Major socio-economic policies set out during China's ongoing Two Sessions are "very timely and highly welcome" as the world economy "once again enters a period of uncertainty," a U.S. expert on China said Wednesday.
The Two Sessions refer to the annual gathering of the National People's Congress (NPC), China's top legislature, and that of the National Committee of the Chinese People's Political Consultative Conference, China's top political advisory body.
"I see a three-fold -- and integrated -- focus at this year's Two Sessions gathering," Sourabh Gupta, a senior fellow at the Institute for China-America Studies in Washington, D.C., told Xinhua in a written interview. "The overall focus is primarily socio-economic."
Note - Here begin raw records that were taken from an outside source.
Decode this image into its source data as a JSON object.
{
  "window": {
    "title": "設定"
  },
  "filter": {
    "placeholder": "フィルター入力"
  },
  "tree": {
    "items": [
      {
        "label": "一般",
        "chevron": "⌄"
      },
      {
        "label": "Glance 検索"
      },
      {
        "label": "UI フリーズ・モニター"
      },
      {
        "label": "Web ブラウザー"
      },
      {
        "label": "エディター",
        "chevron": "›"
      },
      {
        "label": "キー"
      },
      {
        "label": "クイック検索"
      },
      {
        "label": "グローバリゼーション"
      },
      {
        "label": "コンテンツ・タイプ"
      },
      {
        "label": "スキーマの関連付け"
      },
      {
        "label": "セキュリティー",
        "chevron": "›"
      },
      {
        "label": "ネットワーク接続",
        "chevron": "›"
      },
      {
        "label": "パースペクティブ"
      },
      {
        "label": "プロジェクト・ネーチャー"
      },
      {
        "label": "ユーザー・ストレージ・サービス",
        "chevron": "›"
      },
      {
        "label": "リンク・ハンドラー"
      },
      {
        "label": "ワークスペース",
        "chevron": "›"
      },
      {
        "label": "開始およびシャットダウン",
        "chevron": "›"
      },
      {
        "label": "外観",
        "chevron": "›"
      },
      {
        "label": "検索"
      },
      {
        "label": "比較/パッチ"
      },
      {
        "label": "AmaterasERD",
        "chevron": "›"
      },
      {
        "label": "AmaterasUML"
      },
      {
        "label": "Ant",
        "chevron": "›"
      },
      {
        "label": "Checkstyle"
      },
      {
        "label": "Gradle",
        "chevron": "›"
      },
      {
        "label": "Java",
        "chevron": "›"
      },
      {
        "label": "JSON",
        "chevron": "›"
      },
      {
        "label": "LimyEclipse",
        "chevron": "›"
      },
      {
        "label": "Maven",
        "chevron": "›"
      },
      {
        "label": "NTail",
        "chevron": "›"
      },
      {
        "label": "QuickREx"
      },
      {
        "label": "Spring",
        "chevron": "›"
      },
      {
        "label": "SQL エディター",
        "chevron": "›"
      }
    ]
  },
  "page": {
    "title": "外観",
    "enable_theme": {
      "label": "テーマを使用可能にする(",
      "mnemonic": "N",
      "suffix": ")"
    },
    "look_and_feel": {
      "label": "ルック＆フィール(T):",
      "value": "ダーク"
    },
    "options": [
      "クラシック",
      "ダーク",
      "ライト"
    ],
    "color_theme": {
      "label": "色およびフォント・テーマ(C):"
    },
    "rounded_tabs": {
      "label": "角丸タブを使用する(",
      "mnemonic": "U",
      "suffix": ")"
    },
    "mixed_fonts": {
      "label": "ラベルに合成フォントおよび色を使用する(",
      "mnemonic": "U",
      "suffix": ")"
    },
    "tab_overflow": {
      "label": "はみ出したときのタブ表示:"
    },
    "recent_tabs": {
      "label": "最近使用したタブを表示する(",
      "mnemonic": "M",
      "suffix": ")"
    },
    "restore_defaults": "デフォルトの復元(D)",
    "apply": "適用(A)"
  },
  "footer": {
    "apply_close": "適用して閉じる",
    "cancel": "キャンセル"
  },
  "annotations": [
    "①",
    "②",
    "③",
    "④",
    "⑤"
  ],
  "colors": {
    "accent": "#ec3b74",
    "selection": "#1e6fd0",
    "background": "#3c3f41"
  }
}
In Gupta's eyes, the three pillars are winning the critical battle against poverty, stabilizing the macro-economy without recourse to old-school stimulus-heavy policies, and devising and implementing new internal drivers that can structurally transform China's economy to a high-quality growth model.
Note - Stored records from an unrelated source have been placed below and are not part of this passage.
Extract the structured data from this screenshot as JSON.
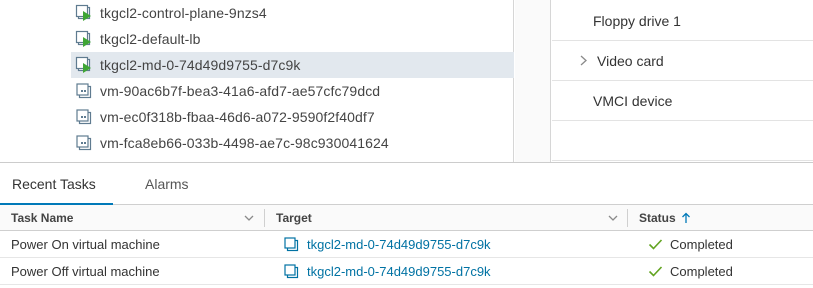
{
  "inventory_tree": {
    "items": [
      {
        "label": "tkgcl2-control-plane-9nzs4",
        "icon": "vm-powered-on-icon",
        "selected": false
      },
      {
        "label": "tkgcl2-default-lb",
        "icon": "vm-powered-on-icon",
        "selected": false
      },
      {
        "label": "tkgcl2-md-0-74d49d9755-d7c9k",
        "icon": "vm-powered-on-icon",
        "selected": true
      },
      {
        "label": "vm-90ac6b7f-bea3-41a6-afd7-ae57cfc79dcd",
        "icon": "vm-icon",
        "selected": false
      },
      {
        "label": "vm-ec0f318b-fbaa-46d6-a072-9590f2f40df7",
        "icon": "vm-icon",
        "selected": false
      },
      {
        "label": "vm-fca8eb66-033b-4498-ae7c-98c930041624",
        "icon": "vm-icon",
        "selected": false
      }
    ]
  },
  "hardware": {
    "rows": [
      {
        "label": "Floppy drive 1",
        "expandable": false
      },
      {
        "label": "Video card",
        "expandable": true
      },
      {
        "label": "VMCI device",
        "expandable": false
      }
    ]
  },
  "bottom_panel": {
    "tabs": [
      {
        "label": "Recent Tasks",
        "active": true
      },
      {
        "label": "Alarms",
        "active": false
      }
    ],
    "columns": {
      "task_name": "Task Name",
      "target": "Target",
      "status": "Status"
    },
    "sort": {
      "column": "status",
      "direction": "ascending",
      "icon": "arrow-up-icon"
    },
    "rows": [
      {
        "task_name": "Power On virtual machine",
        "target": "tkgcl2-md-0-74d49d9755-d7c9k",
        "status": "Completed"
      },
      {
        "task_name": "Power Off virtual machine",
        "target": "tkgcl2-md-0-74d49d9755-d7c9k",
        "status": "Completed"
      }
    ]
  },
  "colors": {
    "accent": "#0079b8",
    "link": "#0072a3",
    "success": "#62a420",
    "power_on": "#3fa535",
    "selection": "#e2e8ee"
  }
}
In the government work report delivered at the opening of the annual NPC session on Tuesday, Chinese Premier Li Keqiang pledged that Beijing will not resort to massive economic stimulus.
In the work report, China sets its GDP growth target at 6-6.5 percent for 2019, and vows to reduce its rural poor population by over 10 million in the same year.
The country, according to the work report, will also further relax controls over market access, shorten the negative list for foreign investment, and permit wholly foreign funded enterprises to operate in more sectors.
Gupta noted that the past instances of heavy investment-led stimulus in China, notably after the global financial crisis in 2008-2009, did lead to robust growth, but the focus has now changed.
"As the world economy once again enters a period of uncertainty, the need of the hour therefore is to simultaneously manage the economic headwinds with prudent aggregate demand-stabilizing policies while pushing ahead systematically with the new round of structural opening-up and reform," he said.